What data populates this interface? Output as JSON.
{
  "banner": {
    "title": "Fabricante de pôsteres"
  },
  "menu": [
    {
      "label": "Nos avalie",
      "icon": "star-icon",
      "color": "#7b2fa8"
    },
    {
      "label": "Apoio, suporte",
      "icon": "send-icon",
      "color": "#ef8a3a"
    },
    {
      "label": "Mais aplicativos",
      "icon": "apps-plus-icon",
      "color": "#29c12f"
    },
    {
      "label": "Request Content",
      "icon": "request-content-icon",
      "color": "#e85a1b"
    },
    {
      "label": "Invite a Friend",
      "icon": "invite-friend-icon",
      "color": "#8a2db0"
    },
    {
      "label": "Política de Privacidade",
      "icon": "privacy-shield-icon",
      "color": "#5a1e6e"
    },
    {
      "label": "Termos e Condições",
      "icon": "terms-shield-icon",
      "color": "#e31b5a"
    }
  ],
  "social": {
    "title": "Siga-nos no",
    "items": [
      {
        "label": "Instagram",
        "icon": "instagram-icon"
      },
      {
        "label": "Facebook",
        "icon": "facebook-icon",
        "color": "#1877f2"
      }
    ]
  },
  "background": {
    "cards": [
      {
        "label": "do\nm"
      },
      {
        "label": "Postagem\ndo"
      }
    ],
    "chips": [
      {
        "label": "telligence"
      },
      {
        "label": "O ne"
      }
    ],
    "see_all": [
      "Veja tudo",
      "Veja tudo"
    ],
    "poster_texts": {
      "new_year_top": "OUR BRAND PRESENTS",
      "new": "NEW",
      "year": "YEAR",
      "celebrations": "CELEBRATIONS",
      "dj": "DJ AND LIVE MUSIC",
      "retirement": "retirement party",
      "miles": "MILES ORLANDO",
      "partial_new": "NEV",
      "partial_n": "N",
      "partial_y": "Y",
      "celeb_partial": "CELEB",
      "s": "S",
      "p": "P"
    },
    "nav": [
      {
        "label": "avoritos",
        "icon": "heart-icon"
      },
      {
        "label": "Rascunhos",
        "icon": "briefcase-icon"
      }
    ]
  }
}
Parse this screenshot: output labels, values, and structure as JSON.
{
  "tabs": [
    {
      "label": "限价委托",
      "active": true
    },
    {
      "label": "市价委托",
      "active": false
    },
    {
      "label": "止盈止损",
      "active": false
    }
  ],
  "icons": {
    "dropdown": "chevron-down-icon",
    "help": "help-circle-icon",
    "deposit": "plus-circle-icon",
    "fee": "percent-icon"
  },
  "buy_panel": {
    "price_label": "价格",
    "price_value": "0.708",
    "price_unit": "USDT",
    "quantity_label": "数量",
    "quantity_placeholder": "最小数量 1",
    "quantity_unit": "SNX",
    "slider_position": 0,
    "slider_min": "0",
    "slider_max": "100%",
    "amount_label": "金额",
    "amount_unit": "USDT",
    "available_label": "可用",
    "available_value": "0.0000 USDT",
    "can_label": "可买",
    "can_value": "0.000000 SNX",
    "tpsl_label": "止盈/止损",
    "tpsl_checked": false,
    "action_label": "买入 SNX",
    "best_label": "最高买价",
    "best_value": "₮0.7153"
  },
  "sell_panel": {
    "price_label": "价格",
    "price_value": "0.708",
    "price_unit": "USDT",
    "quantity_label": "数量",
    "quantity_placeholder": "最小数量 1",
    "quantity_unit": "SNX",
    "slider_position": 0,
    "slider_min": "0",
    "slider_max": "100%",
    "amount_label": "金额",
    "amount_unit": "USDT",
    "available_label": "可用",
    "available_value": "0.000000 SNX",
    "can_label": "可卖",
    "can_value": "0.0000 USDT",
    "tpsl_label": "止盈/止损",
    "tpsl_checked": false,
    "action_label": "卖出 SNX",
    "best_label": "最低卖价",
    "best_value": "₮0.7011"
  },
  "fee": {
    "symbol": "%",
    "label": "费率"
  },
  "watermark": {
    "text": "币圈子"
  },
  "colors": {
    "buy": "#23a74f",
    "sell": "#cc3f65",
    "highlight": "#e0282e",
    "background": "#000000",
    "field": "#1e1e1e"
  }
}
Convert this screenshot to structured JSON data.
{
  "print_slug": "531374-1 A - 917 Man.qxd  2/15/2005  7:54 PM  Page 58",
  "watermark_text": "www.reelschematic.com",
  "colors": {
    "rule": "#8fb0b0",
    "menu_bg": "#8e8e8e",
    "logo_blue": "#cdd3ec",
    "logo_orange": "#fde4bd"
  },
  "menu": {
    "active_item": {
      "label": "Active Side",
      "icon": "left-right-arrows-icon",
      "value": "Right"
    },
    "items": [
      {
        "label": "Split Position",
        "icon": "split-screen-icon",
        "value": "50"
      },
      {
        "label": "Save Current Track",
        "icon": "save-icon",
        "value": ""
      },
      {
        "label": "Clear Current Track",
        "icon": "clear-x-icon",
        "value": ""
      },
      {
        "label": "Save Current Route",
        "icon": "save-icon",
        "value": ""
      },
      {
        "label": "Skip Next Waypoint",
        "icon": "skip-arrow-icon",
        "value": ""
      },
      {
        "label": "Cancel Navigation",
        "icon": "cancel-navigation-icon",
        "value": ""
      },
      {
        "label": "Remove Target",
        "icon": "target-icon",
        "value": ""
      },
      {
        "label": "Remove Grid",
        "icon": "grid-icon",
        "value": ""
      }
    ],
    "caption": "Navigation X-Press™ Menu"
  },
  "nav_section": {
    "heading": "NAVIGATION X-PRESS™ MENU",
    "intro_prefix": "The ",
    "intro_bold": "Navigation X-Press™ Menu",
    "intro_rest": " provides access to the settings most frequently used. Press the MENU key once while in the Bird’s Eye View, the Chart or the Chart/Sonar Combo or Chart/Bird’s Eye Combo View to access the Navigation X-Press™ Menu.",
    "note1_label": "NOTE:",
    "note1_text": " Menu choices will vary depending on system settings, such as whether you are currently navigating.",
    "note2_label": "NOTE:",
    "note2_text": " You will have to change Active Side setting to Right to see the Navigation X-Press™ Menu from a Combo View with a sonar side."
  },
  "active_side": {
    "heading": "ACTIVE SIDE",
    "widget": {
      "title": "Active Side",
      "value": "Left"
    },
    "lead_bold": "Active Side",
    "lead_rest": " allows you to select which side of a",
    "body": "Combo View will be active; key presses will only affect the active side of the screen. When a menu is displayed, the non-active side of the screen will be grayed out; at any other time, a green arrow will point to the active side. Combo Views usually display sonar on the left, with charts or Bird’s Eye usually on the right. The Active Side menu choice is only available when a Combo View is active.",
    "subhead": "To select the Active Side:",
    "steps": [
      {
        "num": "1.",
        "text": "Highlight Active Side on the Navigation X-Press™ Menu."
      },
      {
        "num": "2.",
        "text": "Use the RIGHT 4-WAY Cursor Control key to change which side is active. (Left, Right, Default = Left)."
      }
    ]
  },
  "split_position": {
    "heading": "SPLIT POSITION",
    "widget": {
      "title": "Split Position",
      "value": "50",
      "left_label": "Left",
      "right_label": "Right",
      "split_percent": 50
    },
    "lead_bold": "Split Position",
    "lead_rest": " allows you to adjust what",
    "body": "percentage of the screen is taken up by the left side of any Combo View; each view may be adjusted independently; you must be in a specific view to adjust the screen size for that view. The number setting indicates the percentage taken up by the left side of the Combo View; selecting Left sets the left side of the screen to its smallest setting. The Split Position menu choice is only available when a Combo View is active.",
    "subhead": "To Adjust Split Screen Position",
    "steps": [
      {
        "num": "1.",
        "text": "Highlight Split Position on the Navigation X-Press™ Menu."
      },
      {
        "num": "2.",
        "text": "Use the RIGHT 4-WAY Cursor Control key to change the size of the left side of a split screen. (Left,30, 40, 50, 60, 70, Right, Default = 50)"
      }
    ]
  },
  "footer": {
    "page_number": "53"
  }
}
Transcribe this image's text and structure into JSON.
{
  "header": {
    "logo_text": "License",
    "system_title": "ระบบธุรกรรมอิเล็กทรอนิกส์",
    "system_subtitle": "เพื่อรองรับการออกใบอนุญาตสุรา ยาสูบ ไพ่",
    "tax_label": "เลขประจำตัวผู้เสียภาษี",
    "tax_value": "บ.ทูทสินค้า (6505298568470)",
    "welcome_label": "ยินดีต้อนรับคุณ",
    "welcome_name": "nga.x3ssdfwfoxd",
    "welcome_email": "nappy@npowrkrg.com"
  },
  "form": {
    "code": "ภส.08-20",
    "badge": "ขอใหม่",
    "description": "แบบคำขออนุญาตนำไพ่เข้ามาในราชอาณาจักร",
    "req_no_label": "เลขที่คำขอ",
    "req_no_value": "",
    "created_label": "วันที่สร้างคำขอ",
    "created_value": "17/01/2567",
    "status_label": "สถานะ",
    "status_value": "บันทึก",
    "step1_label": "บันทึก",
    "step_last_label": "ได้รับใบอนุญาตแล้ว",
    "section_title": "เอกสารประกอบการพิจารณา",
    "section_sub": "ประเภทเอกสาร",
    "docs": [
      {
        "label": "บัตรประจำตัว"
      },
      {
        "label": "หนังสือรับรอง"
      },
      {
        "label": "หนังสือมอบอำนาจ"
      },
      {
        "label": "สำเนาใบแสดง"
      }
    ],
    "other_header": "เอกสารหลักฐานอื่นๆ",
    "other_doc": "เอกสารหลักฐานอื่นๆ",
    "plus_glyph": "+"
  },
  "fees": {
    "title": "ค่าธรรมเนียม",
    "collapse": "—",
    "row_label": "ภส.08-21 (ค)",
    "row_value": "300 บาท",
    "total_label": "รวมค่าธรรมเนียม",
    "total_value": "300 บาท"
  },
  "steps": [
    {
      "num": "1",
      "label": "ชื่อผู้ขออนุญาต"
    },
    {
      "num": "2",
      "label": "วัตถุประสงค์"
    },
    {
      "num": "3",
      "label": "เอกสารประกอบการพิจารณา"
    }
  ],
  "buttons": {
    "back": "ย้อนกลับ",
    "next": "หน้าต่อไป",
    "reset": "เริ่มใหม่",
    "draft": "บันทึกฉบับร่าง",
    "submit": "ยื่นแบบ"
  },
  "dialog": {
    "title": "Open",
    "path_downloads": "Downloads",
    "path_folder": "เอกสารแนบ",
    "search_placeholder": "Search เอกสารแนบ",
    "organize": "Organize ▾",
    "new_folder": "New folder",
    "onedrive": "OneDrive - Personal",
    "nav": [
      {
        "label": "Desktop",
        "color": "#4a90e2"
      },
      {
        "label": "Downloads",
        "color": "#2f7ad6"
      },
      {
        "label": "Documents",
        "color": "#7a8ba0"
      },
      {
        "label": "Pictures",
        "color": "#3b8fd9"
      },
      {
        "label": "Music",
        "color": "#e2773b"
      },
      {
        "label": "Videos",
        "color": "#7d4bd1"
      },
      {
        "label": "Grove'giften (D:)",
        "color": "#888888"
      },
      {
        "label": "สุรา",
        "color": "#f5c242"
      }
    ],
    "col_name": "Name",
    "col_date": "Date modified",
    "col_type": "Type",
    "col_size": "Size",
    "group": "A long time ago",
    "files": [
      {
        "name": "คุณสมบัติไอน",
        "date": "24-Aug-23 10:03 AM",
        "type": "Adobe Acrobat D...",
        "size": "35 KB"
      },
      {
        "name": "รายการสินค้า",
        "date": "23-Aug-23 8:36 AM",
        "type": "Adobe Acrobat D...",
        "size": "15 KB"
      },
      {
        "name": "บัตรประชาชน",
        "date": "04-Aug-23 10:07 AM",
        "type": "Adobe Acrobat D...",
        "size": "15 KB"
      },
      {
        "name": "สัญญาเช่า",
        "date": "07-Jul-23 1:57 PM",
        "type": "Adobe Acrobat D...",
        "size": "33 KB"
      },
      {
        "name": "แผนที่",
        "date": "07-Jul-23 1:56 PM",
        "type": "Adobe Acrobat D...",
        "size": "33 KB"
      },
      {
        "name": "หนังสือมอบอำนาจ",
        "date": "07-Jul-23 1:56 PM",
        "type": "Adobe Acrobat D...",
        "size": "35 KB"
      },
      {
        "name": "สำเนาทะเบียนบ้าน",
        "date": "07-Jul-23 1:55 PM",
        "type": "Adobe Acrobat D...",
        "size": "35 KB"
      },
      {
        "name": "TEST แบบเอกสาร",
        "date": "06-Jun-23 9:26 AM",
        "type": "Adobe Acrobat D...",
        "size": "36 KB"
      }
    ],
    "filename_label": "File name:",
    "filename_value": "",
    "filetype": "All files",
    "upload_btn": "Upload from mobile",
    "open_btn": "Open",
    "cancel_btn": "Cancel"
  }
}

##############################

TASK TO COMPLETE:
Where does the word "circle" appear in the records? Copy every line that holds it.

EXERCISE RESPONSE:
    "help": "help-circle-icon",
    "deposit": "plus-circle-icon",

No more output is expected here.